- [Work order]
Wherever "апгреид" appears in a line of the listing, that line should be returned.
Content starts
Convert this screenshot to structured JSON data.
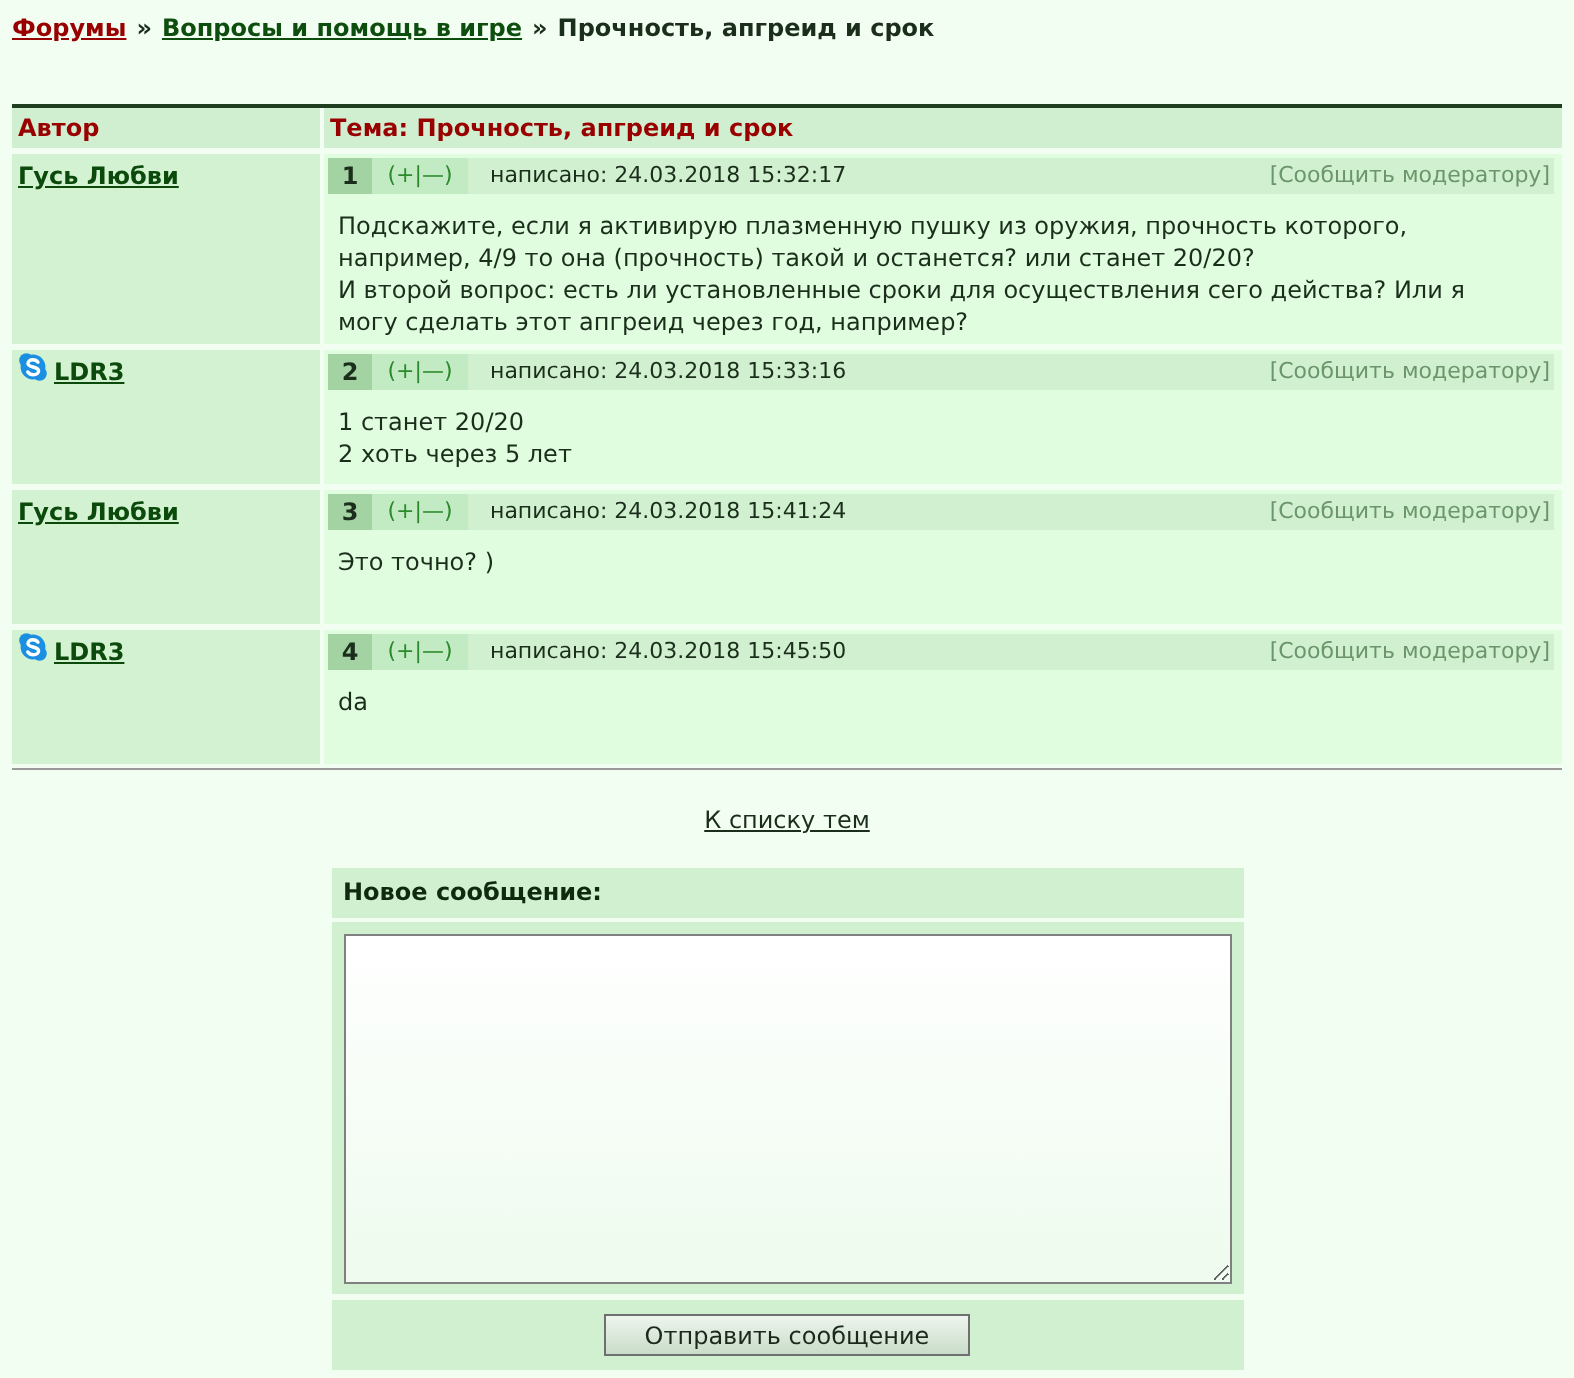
{
  "breadcrumb": [
    {
      "kind": "root",
      "text": "Форумы"
    },
    {
      "kind": "separator",
      "text": "»"
    },
    {
      "kind": "section",
      "text": "Вопросы и помощь в игре"
    },
    {
      "kind": "separator",
      "text": "»"
    },
    {
      "kind": "current",
      "text": "Прочность, апгреид и срок"
    }
  ],
  "table": {
    "columns": [
      "Автор",
      "Тема: Прочность, апгреид и срок"
    ],
    "posts": [
      {
        "author": "Гусь Любви",
        "contact_icon": false,
        "number": "1",
        "votes": "(+|—)",
        "posted": "написано: 24.03.2018 15:32:17",
        "report": "[Сообщить модератору]",
        "body": [
          "Подскажите, если я активирую плазменную пушку из оружия, прочность которого,",
          "например, 4/9 то она (прочность) такой и останется? или станет 20/20?",
          "И второй вопрос: есть ли установленные сроки для осуществления сего действа? Или я",
          "могу сделать этот апгреид через год, например?"
        ]
      },
      {
        "author": "LDR3",
        "contact_icon": true,
        "number": "2",
        "votes": "(+|—)",
        "posted": "написано: 24.03.2018 15:33:16",
        "report": "[Сообщить модератору]",
        "body": [
          "1 станет 20/20",
          "2 хоть через 5 лет"
        ]
      },
      {
        "author": "Гусь Любви",
        "contact_icon": false,
        "number": "3",
        "votes": "(+|—)",
        "posted": "написано: 24.03.2018 15:41:24",
        "report": "[Сообщить модератору]",
        "body": [
          "Это точно? )"
        ]
      },
      {
        "author": "LDR3",
        "contact_icon": true,
        "number": "4",
        "votes": "(+|—)",
        "posted": "написано: 24.03.2018 15:45:50",
        "report": "[Сообщить модератору]",
        "body": [
          "da"
        ]
      }
    ]
  },
  "back_link": "К списку тем",
  "reply_form": {
    "title": "Новое сообщение:",
    "submit": "Отправить сообщение"
  }
}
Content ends
- [Output for this exercise]
      "text": "Прочность, апгреид и срок"
      "Тема: Прочность, апгреид и срок"
          "могу сделать этот апгреид через год, например?"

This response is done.